In a move to curb alcohol consumption and reduce public health problems, the Scottish government plans to ban lower-priced liquor in supermarkets — but not before critics have their say.
With the eighth-highest rate of alcohol consumption worldwide, and more than 42,000 alcohol-related hospital admissions per year, Scotland hopes to ban lower pricing deals on alcohol, reports the Australian Broadcasting Corporation.
If the ban goes through Scotland will be the first country in the world with a minimum price on alcohol.
Yet one industry representative said that the plan is unworkable, claiming that although the expense of alcohol will not deter an addict, higher prices will punish lower-income communities.

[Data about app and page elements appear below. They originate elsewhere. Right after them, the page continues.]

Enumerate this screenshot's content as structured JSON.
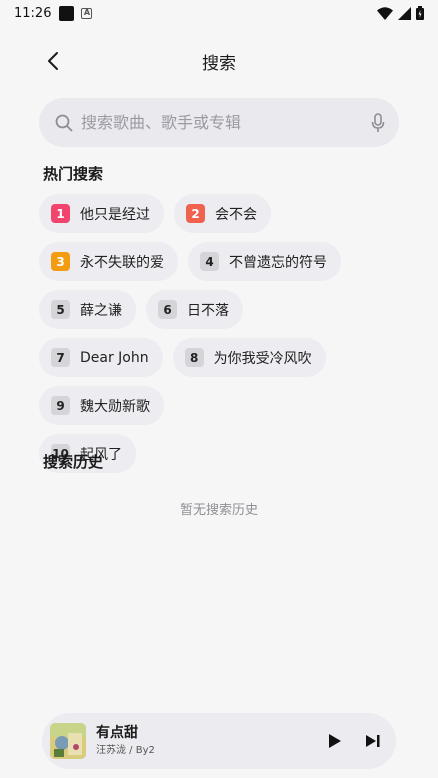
{
  "status_bar": {
    "time": "11:26"
  },
  "header": {
    "title": "搜索"
  },
  "search": {
    "placeholder": "搜索歌曲、歌手或专辑"
  },
  "hot_search": {
    "title": "热门搜索",
    "items": [
      {
        "rank": "1",
        "text": "他只是经过"
      },
      {
        "rank": "2",
        "text": "会不会"
      },
      {
        "rank": "3",
        "text": "永不失联的爱"
      },
      {
        "rank": "4",
        "text": "不曾遗忘的符号"
      },
      {
        "rank": "5",
        "text": "薛之谦"
      },
      {
        "rank": "6",
        "text": "日不落"
      },
      {
        "rank": "7",
        "text": "Dear John"
      },
      {
        "rank": "8",
        "text": "为你我受冷风吹"
      },
      {
        "rank": "9",
        "text": "魏大勋新歌"
      },
      {
        "rank": "10",
        "text": "起风了"
      }
    ]
  },
  "history": {
    "title": "搜索历史",
    "empty_text": "暂无搜索历史"
  },
  "player": {
    "title": "有点甜",
    "artist": "汪苏泷 / By2"
  },
  "colors": {
    "rank1": "#f2456e",
    "rank2": "#f0614f",
    "rank3": "#f39c12",
    "rank_default": "#d4d4d9"
  }
}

Whiskey distillers say the ban may violate international trade laws, while health advocates note that deaths from alcohol abuse have doubled in the last 15 years, the Financial Times reports.
“Scotland bans alcohol discounts”
Australian Broadcasting Corporation, March 3, 2009
“Anger at Scottish cheap drinks ban”
Financial Times, March 3, 2009
“Scots plan to stop cheap alcohol”
BBC News, March 2, 2009